## PROMPT
Take each line below that has "every" and copy it.

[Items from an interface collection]
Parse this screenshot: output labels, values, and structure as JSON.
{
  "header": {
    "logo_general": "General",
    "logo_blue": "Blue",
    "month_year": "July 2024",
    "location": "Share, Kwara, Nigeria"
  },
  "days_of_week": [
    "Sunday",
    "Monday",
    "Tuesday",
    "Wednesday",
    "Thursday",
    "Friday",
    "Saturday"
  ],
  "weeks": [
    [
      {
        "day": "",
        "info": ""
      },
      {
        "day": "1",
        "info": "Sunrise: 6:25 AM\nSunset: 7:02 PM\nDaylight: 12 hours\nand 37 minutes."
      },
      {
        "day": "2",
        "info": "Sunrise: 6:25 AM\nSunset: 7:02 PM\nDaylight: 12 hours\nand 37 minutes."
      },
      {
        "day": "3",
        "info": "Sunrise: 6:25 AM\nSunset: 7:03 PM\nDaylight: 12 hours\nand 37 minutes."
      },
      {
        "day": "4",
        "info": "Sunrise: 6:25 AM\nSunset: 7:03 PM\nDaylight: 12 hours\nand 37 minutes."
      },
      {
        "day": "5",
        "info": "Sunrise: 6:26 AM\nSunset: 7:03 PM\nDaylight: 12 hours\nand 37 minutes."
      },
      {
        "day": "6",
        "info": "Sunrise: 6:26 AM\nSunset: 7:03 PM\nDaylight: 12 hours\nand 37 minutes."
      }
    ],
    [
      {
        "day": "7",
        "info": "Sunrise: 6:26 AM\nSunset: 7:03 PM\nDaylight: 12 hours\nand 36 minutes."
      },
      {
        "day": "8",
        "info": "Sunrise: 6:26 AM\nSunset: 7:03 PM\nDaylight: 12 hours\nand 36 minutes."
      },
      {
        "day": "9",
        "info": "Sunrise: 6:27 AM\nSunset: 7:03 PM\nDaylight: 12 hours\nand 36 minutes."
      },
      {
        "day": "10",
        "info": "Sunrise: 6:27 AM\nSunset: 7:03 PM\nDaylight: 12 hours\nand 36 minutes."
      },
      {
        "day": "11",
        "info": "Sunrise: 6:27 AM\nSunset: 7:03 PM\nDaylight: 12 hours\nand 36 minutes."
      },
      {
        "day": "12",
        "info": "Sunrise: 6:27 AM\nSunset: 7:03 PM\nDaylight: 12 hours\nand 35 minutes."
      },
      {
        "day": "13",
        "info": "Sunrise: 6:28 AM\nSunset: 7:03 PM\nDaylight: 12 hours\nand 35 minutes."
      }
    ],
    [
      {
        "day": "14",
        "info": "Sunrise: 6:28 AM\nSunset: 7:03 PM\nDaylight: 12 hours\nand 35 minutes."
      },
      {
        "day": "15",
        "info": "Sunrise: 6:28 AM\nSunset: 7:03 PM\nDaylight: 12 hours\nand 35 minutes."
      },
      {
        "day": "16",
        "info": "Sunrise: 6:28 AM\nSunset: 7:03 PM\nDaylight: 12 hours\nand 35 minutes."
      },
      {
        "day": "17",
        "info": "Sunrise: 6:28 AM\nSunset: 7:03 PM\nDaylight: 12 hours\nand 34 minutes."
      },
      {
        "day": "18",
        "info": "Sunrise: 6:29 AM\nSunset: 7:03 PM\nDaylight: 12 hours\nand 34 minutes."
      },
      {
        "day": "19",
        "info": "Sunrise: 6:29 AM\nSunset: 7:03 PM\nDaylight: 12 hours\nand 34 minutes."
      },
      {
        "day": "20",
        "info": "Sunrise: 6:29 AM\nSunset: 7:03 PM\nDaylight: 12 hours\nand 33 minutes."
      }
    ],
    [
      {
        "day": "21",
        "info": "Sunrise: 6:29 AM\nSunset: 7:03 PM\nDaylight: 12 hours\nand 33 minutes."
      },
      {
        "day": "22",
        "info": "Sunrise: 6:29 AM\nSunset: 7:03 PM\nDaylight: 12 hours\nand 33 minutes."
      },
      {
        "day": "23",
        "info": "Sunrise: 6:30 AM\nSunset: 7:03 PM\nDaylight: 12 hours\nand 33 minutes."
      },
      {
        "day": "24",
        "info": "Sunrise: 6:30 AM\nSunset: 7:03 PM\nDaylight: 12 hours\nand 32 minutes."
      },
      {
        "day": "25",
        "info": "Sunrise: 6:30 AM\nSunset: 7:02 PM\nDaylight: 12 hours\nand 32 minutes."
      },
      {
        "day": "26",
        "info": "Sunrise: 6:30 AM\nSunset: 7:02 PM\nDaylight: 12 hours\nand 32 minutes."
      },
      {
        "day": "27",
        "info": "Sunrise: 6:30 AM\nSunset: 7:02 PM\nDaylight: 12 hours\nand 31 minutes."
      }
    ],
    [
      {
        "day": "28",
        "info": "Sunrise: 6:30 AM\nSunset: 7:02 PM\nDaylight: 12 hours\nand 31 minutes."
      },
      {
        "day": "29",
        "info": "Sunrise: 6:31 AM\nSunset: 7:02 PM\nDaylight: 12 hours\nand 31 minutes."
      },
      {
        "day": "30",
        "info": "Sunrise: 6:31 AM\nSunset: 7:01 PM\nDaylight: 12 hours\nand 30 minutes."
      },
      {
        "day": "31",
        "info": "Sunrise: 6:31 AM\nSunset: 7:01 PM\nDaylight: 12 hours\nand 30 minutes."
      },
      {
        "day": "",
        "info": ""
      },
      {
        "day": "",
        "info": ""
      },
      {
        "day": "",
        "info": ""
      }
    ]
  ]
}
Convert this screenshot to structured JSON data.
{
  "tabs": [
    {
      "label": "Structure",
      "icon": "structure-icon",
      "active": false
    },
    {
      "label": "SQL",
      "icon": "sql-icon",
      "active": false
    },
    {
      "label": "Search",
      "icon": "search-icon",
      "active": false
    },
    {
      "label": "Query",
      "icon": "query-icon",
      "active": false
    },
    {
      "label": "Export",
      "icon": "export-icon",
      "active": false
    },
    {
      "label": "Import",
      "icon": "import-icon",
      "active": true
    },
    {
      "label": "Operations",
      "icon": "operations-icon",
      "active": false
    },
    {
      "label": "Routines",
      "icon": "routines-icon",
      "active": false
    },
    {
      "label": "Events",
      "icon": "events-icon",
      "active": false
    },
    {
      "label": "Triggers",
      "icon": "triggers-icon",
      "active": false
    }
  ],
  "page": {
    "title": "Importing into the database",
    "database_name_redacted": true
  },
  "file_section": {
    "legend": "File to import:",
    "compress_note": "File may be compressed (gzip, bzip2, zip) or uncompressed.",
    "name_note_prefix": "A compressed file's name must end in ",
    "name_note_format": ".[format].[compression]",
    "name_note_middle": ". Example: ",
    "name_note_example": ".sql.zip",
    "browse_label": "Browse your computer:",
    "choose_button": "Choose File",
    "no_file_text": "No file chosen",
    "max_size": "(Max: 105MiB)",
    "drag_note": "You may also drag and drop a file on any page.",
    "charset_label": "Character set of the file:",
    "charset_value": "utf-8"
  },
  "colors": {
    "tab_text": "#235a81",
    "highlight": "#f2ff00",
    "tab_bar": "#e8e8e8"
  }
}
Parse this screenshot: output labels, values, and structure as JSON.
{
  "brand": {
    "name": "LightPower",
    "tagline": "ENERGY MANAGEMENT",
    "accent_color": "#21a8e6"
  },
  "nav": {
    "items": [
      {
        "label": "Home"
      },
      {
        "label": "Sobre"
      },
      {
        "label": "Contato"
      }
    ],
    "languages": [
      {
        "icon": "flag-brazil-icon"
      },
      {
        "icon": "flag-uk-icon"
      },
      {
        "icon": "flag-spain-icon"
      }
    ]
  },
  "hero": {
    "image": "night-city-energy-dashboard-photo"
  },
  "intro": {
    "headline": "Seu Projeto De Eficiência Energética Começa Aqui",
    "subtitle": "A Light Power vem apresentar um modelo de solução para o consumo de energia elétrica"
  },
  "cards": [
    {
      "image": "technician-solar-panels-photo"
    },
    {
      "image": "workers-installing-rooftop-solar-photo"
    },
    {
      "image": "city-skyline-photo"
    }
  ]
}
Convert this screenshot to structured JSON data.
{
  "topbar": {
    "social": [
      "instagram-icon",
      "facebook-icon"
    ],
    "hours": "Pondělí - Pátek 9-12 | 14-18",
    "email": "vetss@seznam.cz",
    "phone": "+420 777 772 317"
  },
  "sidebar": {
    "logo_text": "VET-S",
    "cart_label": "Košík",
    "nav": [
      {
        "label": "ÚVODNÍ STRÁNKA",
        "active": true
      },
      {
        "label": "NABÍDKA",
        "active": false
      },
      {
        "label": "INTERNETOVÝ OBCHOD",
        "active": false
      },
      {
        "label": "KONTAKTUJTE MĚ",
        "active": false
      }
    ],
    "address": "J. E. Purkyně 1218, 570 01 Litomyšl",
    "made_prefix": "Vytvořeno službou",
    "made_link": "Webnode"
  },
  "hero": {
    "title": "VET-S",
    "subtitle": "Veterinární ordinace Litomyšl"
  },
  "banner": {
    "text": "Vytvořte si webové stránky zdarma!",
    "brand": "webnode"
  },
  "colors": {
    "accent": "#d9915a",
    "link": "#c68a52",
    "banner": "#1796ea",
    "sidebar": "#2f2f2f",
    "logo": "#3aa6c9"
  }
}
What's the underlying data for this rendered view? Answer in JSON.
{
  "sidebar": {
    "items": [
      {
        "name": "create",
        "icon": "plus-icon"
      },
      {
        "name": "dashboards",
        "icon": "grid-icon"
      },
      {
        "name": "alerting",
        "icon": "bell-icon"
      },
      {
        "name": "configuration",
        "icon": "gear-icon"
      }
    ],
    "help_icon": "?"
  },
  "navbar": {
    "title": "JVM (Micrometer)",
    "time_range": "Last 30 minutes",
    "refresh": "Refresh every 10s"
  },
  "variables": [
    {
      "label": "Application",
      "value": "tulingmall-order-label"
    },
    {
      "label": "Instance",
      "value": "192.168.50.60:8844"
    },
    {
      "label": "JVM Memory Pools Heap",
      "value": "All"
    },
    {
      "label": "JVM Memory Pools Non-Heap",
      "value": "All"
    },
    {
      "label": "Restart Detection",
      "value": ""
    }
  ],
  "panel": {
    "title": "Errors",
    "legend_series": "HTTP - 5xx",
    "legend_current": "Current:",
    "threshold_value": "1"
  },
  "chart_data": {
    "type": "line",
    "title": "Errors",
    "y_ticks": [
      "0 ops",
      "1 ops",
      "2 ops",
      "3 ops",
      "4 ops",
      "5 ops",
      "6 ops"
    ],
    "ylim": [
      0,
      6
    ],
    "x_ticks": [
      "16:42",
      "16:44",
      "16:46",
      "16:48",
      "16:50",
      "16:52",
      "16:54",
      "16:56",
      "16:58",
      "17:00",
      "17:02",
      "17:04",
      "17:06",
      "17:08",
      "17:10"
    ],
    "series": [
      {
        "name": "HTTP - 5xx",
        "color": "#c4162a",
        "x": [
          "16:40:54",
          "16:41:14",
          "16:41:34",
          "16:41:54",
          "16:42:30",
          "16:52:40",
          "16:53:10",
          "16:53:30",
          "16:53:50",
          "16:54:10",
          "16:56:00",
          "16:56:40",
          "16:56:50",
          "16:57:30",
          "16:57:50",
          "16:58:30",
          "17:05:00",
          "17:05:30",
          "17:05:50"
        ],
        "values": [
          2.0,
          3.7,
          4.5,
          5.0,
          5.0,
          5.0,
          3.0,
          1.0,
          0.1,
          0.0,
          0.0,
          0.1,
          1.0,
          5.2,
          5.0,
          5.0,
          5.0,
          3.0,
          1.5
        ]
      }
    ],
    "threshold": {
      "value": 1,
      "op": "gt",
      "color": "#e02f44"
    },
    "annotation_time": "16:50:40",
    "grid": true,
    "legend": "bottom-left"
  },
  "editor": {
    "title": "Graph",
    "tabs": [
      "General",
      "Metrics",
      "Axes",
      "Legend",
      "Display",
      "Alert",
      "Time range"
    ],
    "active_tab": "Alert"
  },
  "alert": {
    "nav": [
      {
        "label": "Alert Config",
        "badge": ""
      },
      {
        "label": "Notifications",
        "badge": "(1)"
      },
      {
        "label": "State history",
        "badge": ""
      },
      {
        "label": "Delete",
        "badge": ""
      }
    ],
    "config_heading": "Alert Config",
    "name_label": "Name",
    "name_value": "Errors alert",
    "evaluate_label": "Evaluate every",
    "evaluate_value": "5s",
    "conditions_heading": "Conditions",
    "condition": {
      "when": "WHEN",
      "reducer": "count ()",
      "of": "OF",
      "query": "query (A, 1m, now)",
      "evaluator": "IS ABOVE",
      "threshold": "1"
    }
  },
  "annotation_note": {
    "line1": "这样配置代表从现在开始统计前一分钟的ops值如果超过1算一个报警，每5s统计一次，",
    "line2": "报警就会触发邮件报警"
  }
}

## ANSWER SECTION
    "refresh": "Refresh every 10s"
    "evaluate_label": "Evaluate every",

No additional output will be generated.